Input data:
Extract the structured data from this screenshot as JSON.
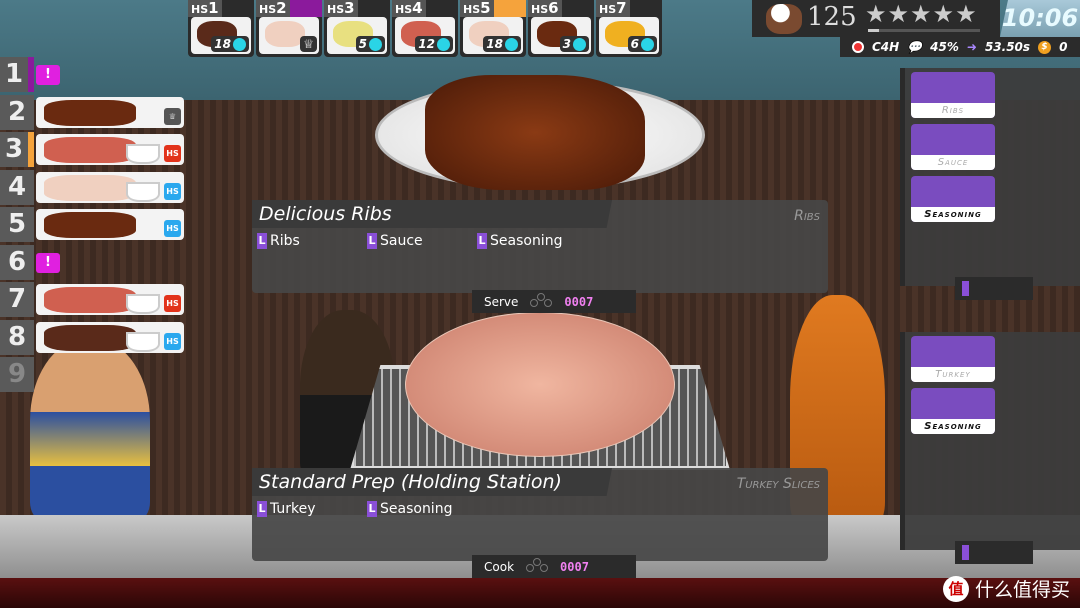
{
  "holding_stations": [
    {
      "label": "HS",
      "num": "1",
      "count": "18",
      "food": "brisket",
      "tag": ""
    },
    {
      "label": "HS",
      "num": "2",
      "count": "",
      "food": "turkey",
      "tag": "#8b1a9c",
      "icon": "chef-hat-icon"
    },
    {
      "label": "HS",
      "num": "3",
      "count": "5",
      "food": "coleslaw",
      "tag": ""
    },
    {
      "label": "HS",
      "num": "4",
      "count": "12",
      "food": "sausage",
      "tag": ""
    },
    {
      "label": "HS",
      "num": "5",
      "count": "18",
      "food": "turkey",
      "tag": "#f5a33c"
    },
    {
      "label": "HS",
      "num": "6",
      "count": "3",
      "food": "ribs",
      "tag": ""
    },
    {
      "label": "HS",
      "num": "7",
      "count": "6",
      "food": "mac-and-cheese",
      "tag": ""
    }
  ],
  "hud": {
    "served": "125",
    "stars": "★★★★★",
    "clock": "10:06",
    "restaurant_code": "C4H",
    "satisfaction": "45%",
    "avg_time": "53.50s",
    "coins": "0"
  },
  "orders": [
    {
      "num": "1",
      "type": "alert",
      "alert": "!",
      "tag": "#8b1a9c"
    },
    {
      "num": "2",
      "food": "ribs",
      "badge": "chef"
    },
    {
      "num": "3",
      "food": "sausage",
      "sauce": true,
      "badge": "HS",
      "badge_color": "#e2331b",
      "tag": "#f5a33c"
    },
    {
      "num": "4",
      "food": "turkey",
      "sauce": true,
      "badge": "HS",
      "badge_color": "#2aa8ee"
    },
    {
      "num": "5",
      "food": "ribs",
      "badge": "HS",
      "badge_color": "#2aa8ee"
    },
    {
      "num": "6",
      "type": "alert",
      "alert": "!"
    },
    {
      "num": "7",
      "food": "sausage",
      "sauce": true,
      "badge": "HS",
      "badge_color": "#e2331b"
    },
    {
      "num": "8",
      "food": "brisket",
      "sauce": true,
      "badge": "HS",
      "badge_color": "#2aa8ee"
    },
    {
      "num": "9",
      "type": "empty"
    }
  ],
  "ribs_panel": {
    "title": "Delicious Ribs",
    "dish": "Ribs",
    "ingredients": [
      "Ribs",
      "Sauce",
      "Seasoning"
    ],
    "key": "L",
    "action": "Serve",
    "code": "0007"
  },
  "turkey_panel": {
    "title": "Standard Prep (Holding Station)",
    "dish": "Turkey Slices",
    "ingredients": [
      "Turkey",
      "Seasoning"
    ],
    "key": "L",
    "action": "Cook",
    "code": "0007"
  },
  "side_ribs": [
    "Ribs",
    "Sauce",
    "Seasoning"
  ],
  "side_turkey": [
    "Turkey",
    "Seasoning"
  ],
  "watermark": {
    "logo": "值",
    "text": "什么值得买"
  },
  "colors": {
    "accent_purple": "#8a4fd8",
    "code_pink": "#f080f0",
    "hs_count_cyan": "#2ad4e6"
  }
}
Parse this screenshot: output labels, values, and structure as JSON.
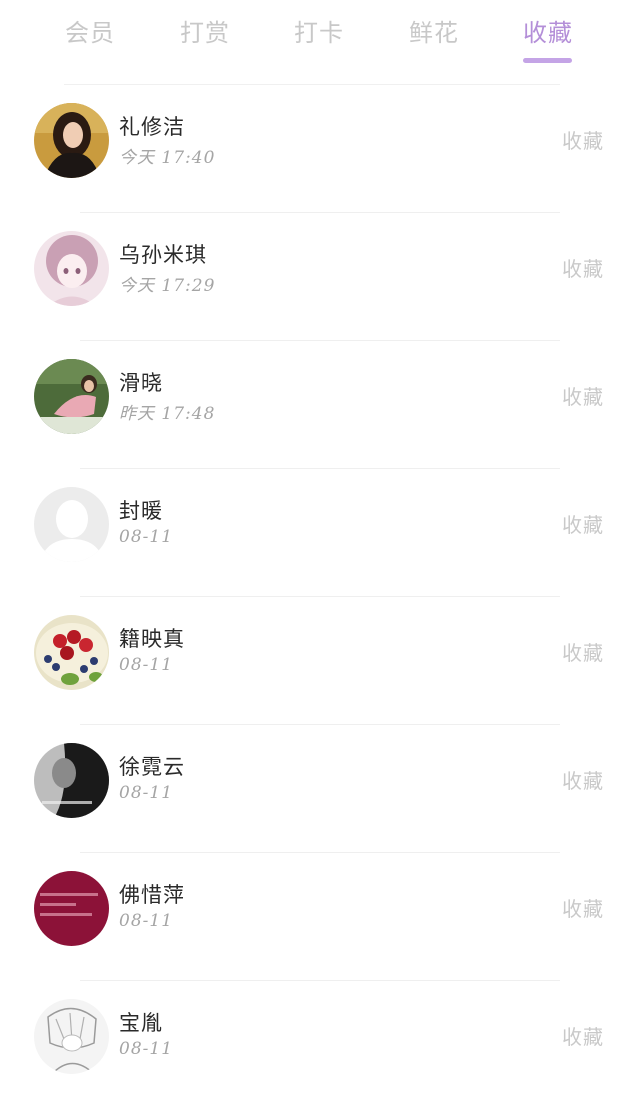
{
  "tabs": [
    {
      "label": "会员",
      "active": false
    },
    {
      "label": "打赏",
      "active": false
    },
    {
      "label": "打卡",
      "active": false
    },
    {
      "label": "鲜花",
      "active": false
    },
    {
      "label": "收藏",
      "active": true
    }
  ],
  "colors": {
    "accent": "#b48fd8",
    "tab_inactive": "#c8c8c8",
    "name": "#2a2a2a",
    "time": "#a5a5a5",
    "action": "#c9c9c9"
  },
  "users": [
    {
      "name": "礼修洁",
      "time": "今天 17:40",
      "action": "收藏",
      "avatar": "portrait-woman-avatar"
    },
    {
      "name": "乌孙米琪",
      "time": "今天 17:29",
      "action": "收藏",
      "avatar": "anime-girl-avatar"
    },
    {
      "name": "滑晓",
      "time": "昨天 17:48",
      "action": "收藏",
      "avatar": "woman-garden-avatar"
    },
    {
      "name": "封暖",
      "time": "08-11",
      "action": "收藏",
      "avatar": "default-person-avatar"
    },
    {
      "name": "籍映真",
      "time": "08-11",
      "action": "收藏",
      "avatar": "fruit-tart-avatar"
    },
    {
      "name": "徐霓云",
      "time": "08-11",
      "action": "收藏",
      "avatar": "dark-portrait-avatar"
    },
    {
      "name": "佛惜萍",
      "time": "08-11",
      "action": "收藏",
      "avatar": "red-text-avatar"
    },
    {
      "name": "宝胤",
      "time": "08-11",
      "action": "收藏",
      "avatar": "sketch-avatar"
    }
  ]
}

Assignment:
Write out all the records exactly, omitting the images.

Answer to the problem:
Extract the structured data from this screenshot as JSON.
{
  "holding_stations": [
    {
      "label": "HS",
      "num": "1",
      "count": "18",
      "food": "brisket",
      "tag": ""
    },
    {
      "label": "HS",
      "num": "2",
      "count": "",
      "food": "turkey",
      "tag": "#8b1a9c",
      "icon": "chef-hat-icon"
    },
    {
      "label": "HS",
      "num": "3",
      "count": "5",
      "food": "coleslaw",
      "tag": ""
    },
    {
      "label": "HS",
      "num": "4",
      "count": "12",
      "food": "sausage",
      "tag": ""
    },
    {
      "label": "HS",
      "num": "5",
      "count": "18",
      "food": "turkey",
      "tag": "#f5a33c"
    },
    {
      "label": "HS",
      "num": "6",
      "count": "3",
      "food": "ribs",
      "tag": ""
    },
    {
      "label": "HS",
      "num": "7",
      "count": "6",
      "food": "mac-and-cheese",
      "tag": ""
    }
  ],
  "hud": {
    "served": "125",
    "stars": "★★★★★",
    "clock": "10:06",
    "restaurant_code": "C4H",
    "satisfaction": "45%",
    "avg_time": "53.50s",
    "coins": "0"
  },
  "orders": [
    {
      "num": "1",
      "type": "alert",
      "alert": "!",
      "tag": "#8b1a9c"
    },
    {
      "num": "2",
      "food": "ribs",
      "badge": "chef"
    },
    {
      "num": "3",
      "food": "sausage",
      "sauce": true,
      "badge": "HS",
      "badge_color": "#e2331b",
      "tag": "#f5a33c"
    },
    {
      "num": "4",
      "food": "turkey",
      "sauce": true,
      "badge": "HS",
      "badge_color": "#2aa8ee"
    },
    {
      "num": "5",
      "food": "ribs",
      "badge": "HS",
      "badge_color": "#2aa8ee"
    },
    {
      "num": "6",
      "type": "alert",
      "alert": "!"
    },
    {
      "num": "7",
      "food": "sausage",
      "sauce": true,
      "badge": "HS",
      "badge_color": "#e2331b"
    },
    {
      "num": "8",
      "food": "brisket",
      "sauce": true,
      "badge": "HS",
      "badge_color": "#2aa8ee"
    },
    {
      "num": "9",
      "type": "empty"
    }
  ],
  "ribs_panel": {
    "title": "Delicious Ribs",
    "dish": "Ribs",
    "ingredients": [
      "Ribs",
      "Sauce",
      "Seasoning"
    ],
    "key": "L",
    "action": "Serve",
    "code": "0007"
  },
  "turkey_panel": {
    "title": "Standard Prep (Holding Station)",
    "dish": "Turkey Slices",
    "ingredients": [
      "Turkey",
      "Seasoning"
    ],
    "key": "L",
    "action": "Cook",
    "code": "0007"
  },
  "side_ribs": [
    "Ribs",
    "Sauce",
    "Seasoning"
  ],
  "side_turkey": [
    "Turkey",
    "Seasoning"
  ],
  "watermark": {
    "logo": "值",
    "text": "什么值得买"
  },
  "colors": {
    "accent_purple": "#8a4fd8",
    "code_pink": "#f080f0",
    "hs_count_cyan": "#2ad4e6"
  }
}
Parse this screenshot: output labels, values, and structure as JSON.
{
  "tabs": [
    {
      "label": "会员",
      "active": false
    },
    {
      "label": "打赏",
      "active": false
    },
    {
      "label": "打卡",
      "active": false
    },
    {
      "label": "鲜花",
      "active": false
    },
    {
      "label": "收藏",
      "active": true
    }
  ],
  "colors": {
    "accent": "#b48fd8",
    "tab_inactive": "#c8c8c8",
    "name": "#2a2a2a",
    "time": "#a5a5a5",
    "action": "#c9c9c9"
  },
  "users": [
    {
      "name": "礼修洁",
      "time": "今天 17:40",
      "action": "收藏",
      "avatar": "portrait-woman-avatar"
    },
    {
      "name": "乌孙米琪",
      "time": "今天 17:29",
      "action": "收藏",
      "avatar": "anime-girl-avatar"
    },
    {
      "name": "滑晓",
      "time": "昨天 17:48",
      "action": "收藏",
      "avatar": "woman-garden-avatar"
    },
    {
      "name": "封暖",
      "time": "08-11",
      "action": "收藏",
      "avatar": "default-person-avatar"
    },
    {
      "name": "籍映真",
      "time": "08-11",
      "action": "收藏",
      "avatar": "fruit-tart-avatar"
    },
    {
      "name": "徐霓云",
      "time": "08-11",
      "action": "收藏",
      "avatar": "dark-portrait-avatar"
    },
    {
      "name": "佛惜萍",
      "time": "08-11",
      "action": "收藏",
      "avatar": "red-text-avatar"
    },
    {
      "name": "宝胤",
      "time": "08-11",
      "action": "收藏",
      "avatar": "sketch-avatar"
    }
  ]
}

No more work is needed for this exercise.